Our constant companions, Tammy the Triumphant Tandem and Tina the Trusty Tent, have stood up (as have we) to another stretch of sweltering hot days, interrupted by the occasional thunderstorm. We have managed to avoid some of the heat and all of the rain by getting up at 4:30 am and riding till about 2 pm, before ducking under a campground pavilion or other such shelter while the storm rages (usually for less than half an hour).
In fact it's been more of the same "pros and cons" - we have met more interesting people, including a couple other touring cyclists now that we have turned onto the TransAmerica route heading west. We've seen more lovely scenery, worked our way through mood swings (though we continue to iron out kinks and are learning how to get along better and make decisions together, understanding that we are both equally likely to be wrong given that neither of us knows what's around the next bend... seems obvious, eh?)
So this post will be the usual series of photos... with the details of yesterday's festivities fleshed out below.
Sometimes our plans don't work out... but often that leads us to pleasant surprises. The bridge was closed... meaning many many miles of detour. So we walked along the lakeshore, found a lovely spot to camp and swim (below), and yes, Jane used the construction workers' portapotty (it was Friday evening)

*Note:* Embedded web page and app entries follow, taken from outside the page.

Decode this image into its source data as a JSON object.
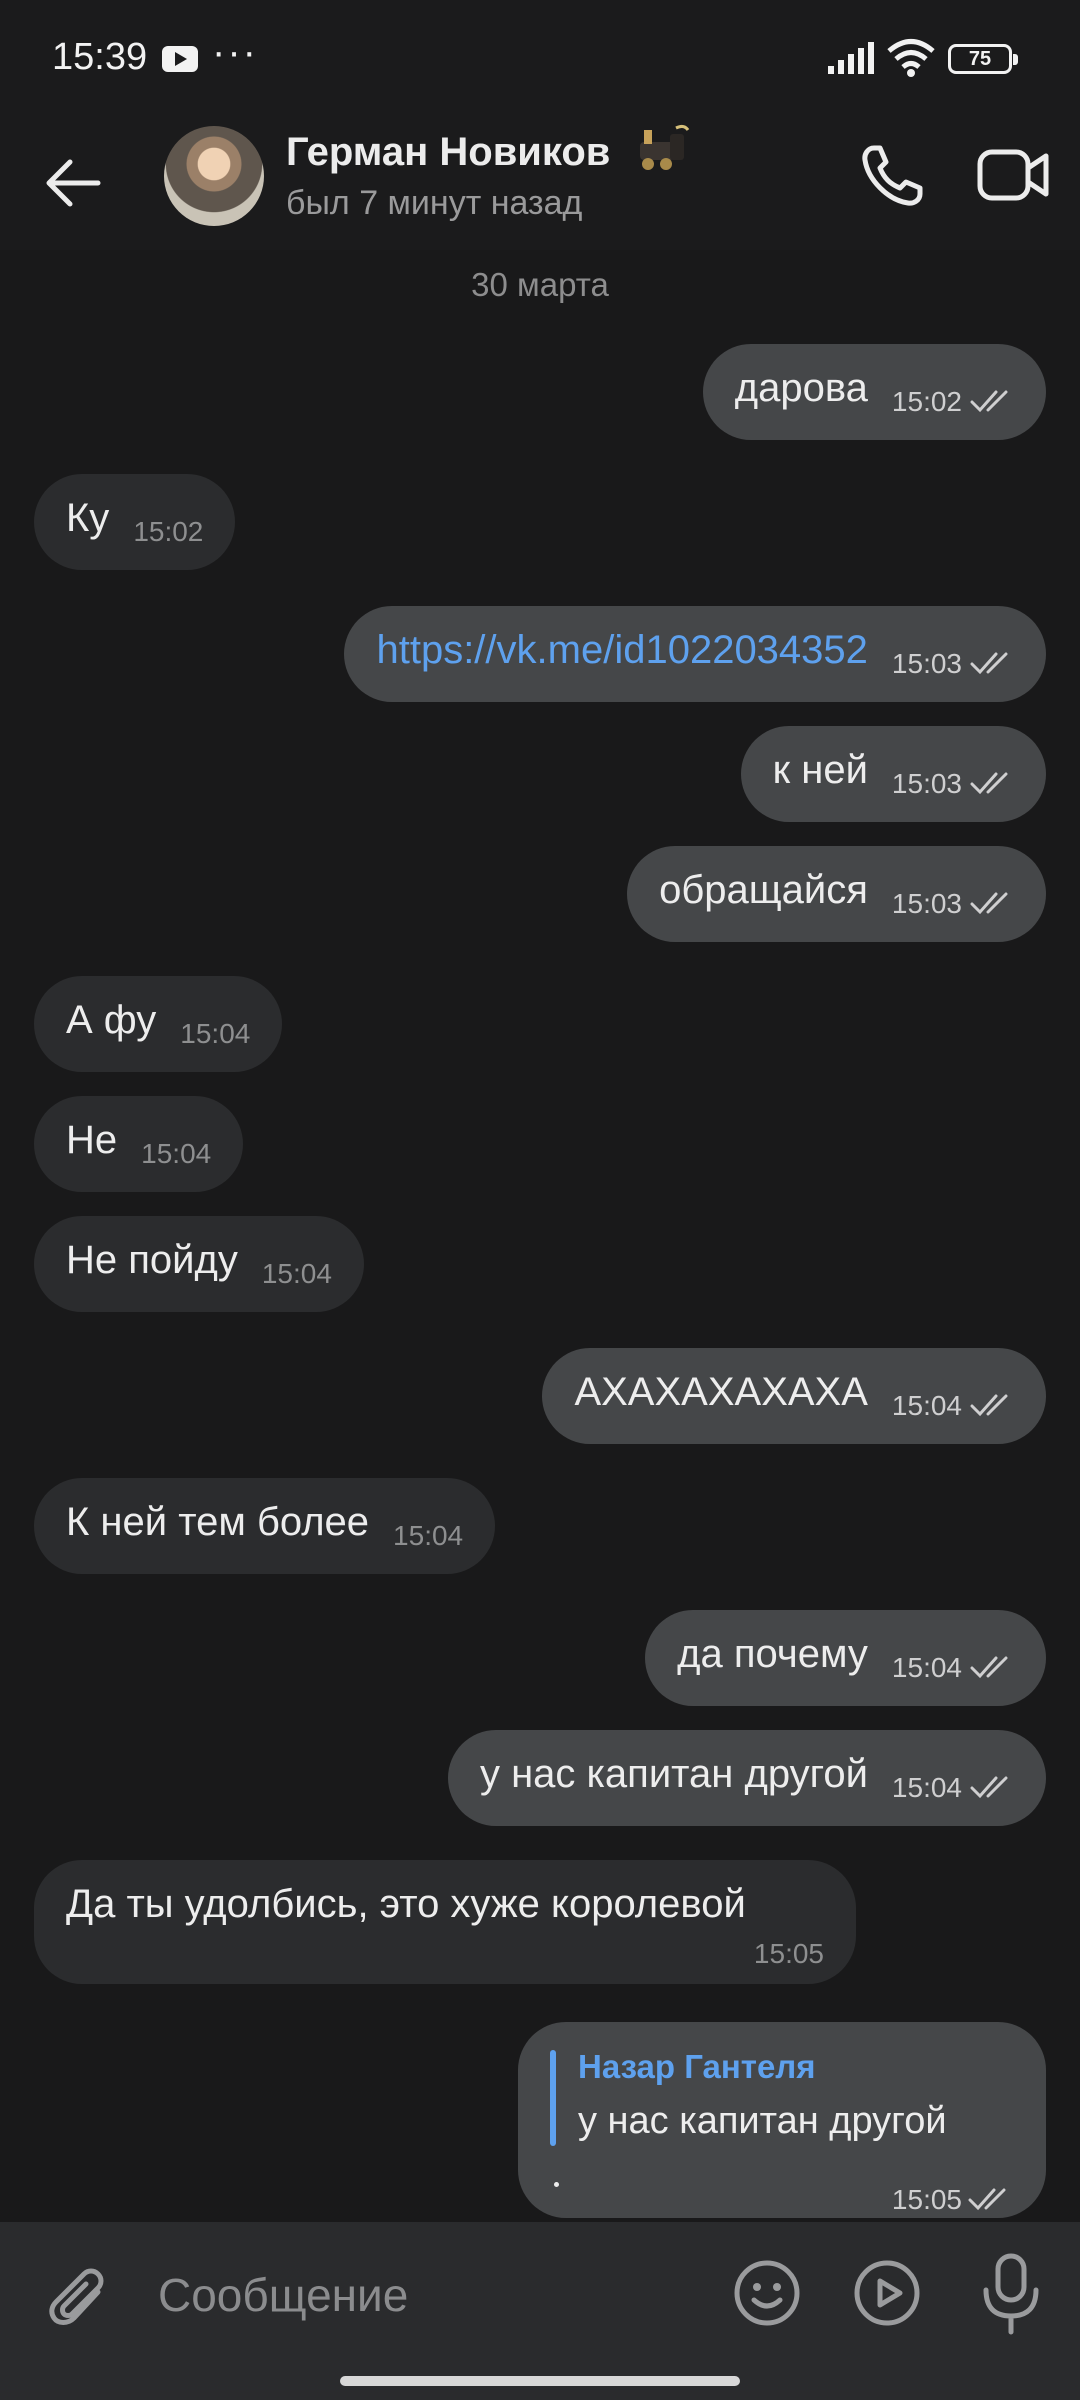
{
  "status_bar": {
    "time": "15:39",
    "battery": "75"
  },
  "header": {
    "name": "Герман Новиков",
    "status": "был 7 минут назад"
  },
  "date_separator": "30 марта",
  "messages": [
    {
      "text": "дарова",
      "time": "15:02"
    },
    {
      "text": "Ку",
      "time": "15:02"
    },
    {
      "text": "https://vk.me/id1022034352",
      "time": "15:03"
    },
    {
      "text": "к ней",
      "time": "15:03"
    },
    {
      "text": "обращайся",
      "time": "15:03"
    },
    {
      "text": "А фу",
      "time": "15:04"
    },
    {
      "text": "Не",
      "time": "15:04"
    },
    {
      "text": "Не пойду",
      "time": "15:04"
    },
    {
      "text": "АХАХАХАХАХА",
      "time": "15:04"
    },
    {
      "text": "К ней тем более",
      "time": "15:04"
    },
    {
      "text": "да почему",
      "time": "15:04"
    },
    {
      "text": "у нас капитан другой",
      "time": "15:04"
    },
    {
      "text": "Да ты удолбись, это хуже королевой",
      "time": "15:05"
    }
  ],
  "reply_message": {
    "quoted_name": "Назар Гантеля",
    "quoted_text": "у нас капитан другой",
    "time": "15:05"
  },
  "composer": {
    "placeholder": "Сообщение"
  },
  "colors": {
    "accent": "#5ea1ee",
    "outgoing_bubble": "#454749",
    "incoming_bubble": "#2b2c2e",
    "background": "#19191a"
  }
}
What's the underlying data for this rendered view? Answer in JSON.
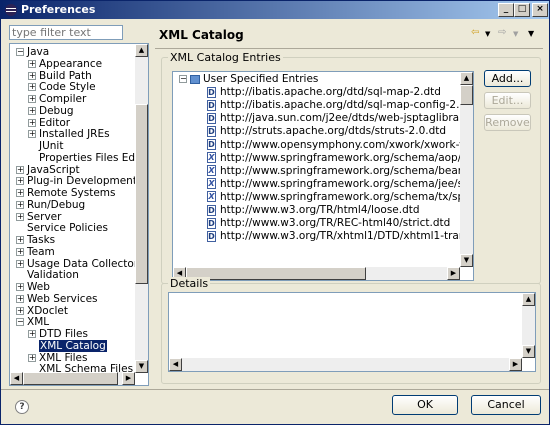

Another time our plans didn't work - every place to stay in Washington DC was booked up for some random carnival we had no idea about. We stopped at a boat rental place in a park to borrow their phone. The staff were so helpful. They looked up motels and hostels for us until we finally found a full hostel with an overflow bed in the library where we could stay! Once we knew where we were going, we decided to rent a canoe, and in the end they didn't charge us. It was a lovely break from the bicycle (we could have rented a pedal-boat - yeah right!!)
Washington DC was fantastic for its variety of places to eat. Ethiopian food is sooooo good, and a nice break from sandwiches and hard boiled eggs!!
The "International Guest House" where we stayed in the library. Run by Mennonites, a very welcoming place where homemade cookies and tea are served at 9 every evening.
Denis also camped at the fire hall.. and rode with us to Charlottesville, helping us with a flat tire along the way.
Fourth of July!!
Jane was disappointed to learn there wouldn't be an Independence Day parade right here in Charlottesville, but the local paper listed one in a small town 10 miles away. We called the number given and were told that if we wanted to be IN the parade, meet at the church parking lot by 3:30pm! To convince Eric to ride 20 miles (2 hours) in 100 degree weather on a REST day was a feat which involved another phone call to the same number. This time Jane explained we're Canadians who rode here on a tandem and are really keen on taking part in the festivities, but was there any chance that they knew of someone with a truck who would be driving back to Charlottesville after the parade and could give us a ride. She (Ronna) said no, she didn't know of anyone, but if we wanted a cool place to rest and have a cold drink, we could hang out at her place for a while before riding back to the city.
After some pleading on Jane's part, off we went, and soon noticed it was all downhill, and dreaded the way back even more. But when we got there and met Ronna, dressed as a clown offering wheelbarrow rides to kids watching the parade, she told us she had decided she would drive us back herself in her station wagon!
Zigzagging our way along the road between a police van with siren blaring and a pair of clowns was a blast and a half (maybe the half for Eric and the blast for Jane ;-), especially when people saw the 2 flags on our backpacks and shouted "Canada!?" "WELCOME!!" Later Eric gave a delighted Ronna a ride on the tandem. (And, he has a new shirt!)
The festivities continued in the city, where we sung along to Minnie the Moocher with the "Manufacturers of Swing" who played for a wound up crowd, many of whom were breaking out the jive and the Charleston (we tried to join in but felt extraordinarily clumsy on our stiff cycling legs).
The fireworks were wonderfully honeymoon-romantic, lying back on the grass together as the sky exploded and the hushed crowd ooohed and aahhed... for the first 10 minutes or so. It just kept going, for a full half hour, on and on. Finally 5, 6, 7, 8 balls of light flew into the sky all at once and exploded their shower of sparks - the grand finale, everyone starts to get up... but no! There's more! 10, 11, 12 blasts together light up the sky! THAT was the finale. No... look, at least 20 thrown up, so that all the sparks and smoke seemed to form a solid wall of light, and all we can think is, Isn't this a recession? Throwing dollars into the sky and exploding them, while people are actually getting a wee bit bored?? We had to laugh. All in all it was a great night of American culture, pride, and a bit of extravagance.